- tell your doctor what herbal products you are taking, especially St. John's wort.
- tell your doctor if you have or have ever had asthma; seizures; migraine headaches; endometriosis (a condition in which the type of tissue that lines the uterus [womb] grows in other areas of the body); uterine fibroids (growths in the uterus that are not cancer); yellowing of the skin or eyes, especially during pregnancy or while you were using an estrogen product; very high or very low levels of calcium in your blood; porphyria (condition in which abnormal substances build up in the blood and cause problems with the skin or nervous system)or gallbladder, thyroid, pancreas, liver or kidney disease.
- tell your doctor if you are pregnant or plan to become pregnant, or are breast-feeding. If you become pregnant while using transdermal estradiol, call your doctor.
- if you are using transdermal estradiol to prevent osteoporosis, talk to your doctor about additional ways to prevent the disease such as exercising and taking vitamin D and/or calcium supplements.

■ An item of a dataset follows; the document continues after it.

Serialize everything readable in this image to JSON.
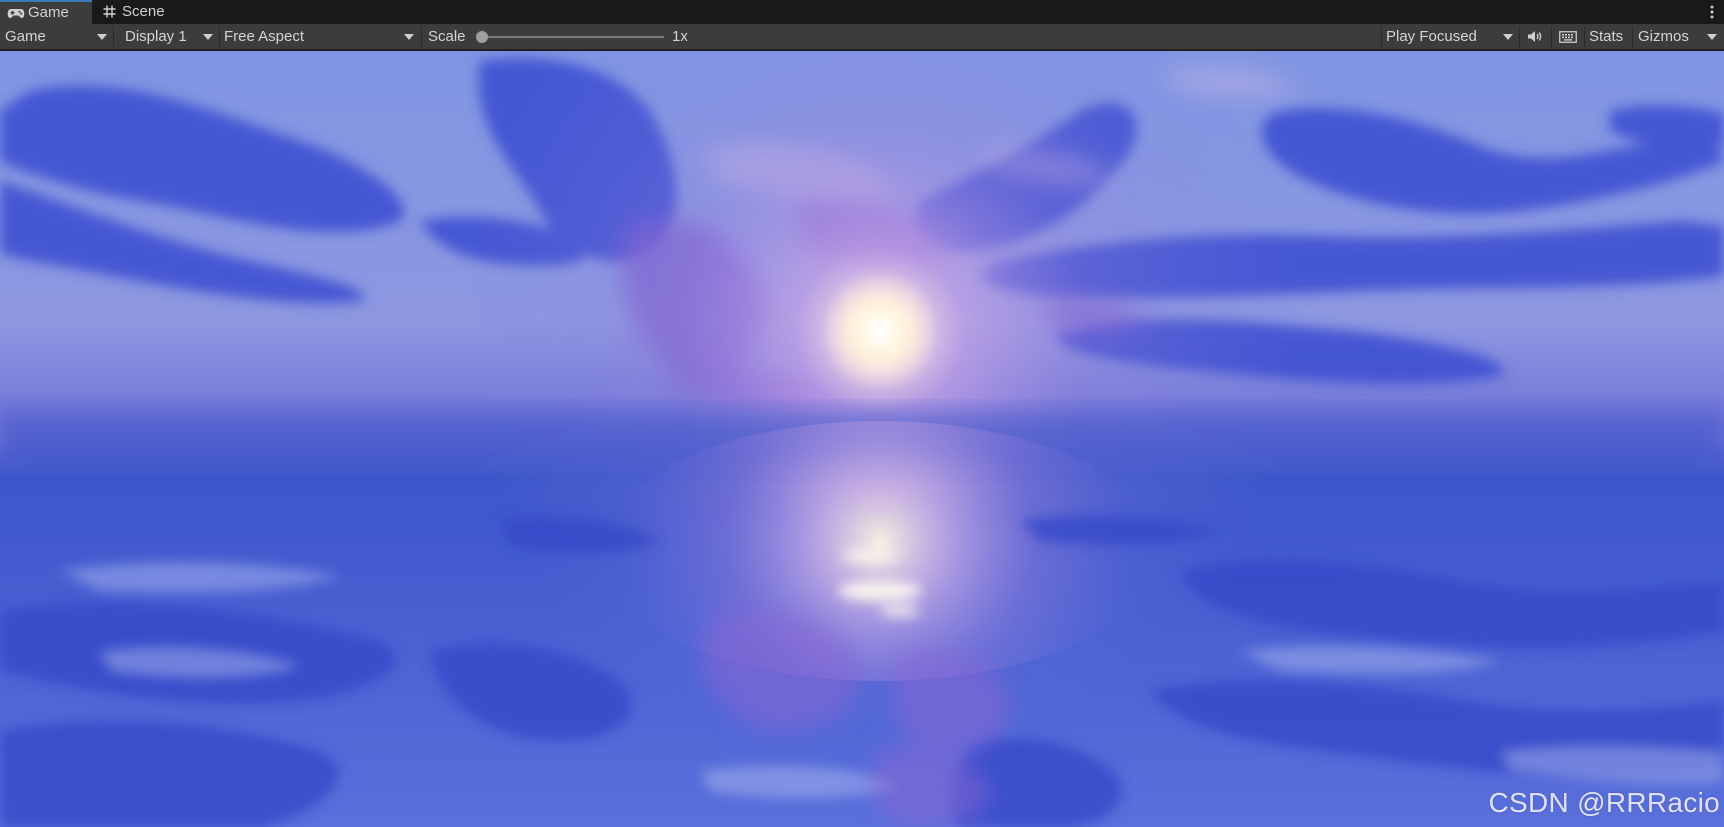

- breast pain or tenderness
- weight gain or loss
- hair loss
- redness or irritation of the skin that was covered by the estradiol patch
- swelling, redness, burning, irritation or itching of the vagina
- vaginal discharge
- painful menstrual periods
- changes in mood
- change in sexual desire
- back, neck, or muscle pain
- runny nose or congestion
- darkening of skin on face (may not go away even after you stop using transdermal estradiol)
- unwanted hair growth
- difficulty wearing contact lenses
- bulging eyes
- yellowing of the skin or eyes
- loss of appetite
- joint pain
- stomach tenderness, pain, or swelling
- movements that are difficult to control
- rash, blisters on skin, or other skin changes
- swelling, of the eyes, face, lips, tongue, throat, hands, feet, ankles, or lower legs
- difficulty breathing or swallowing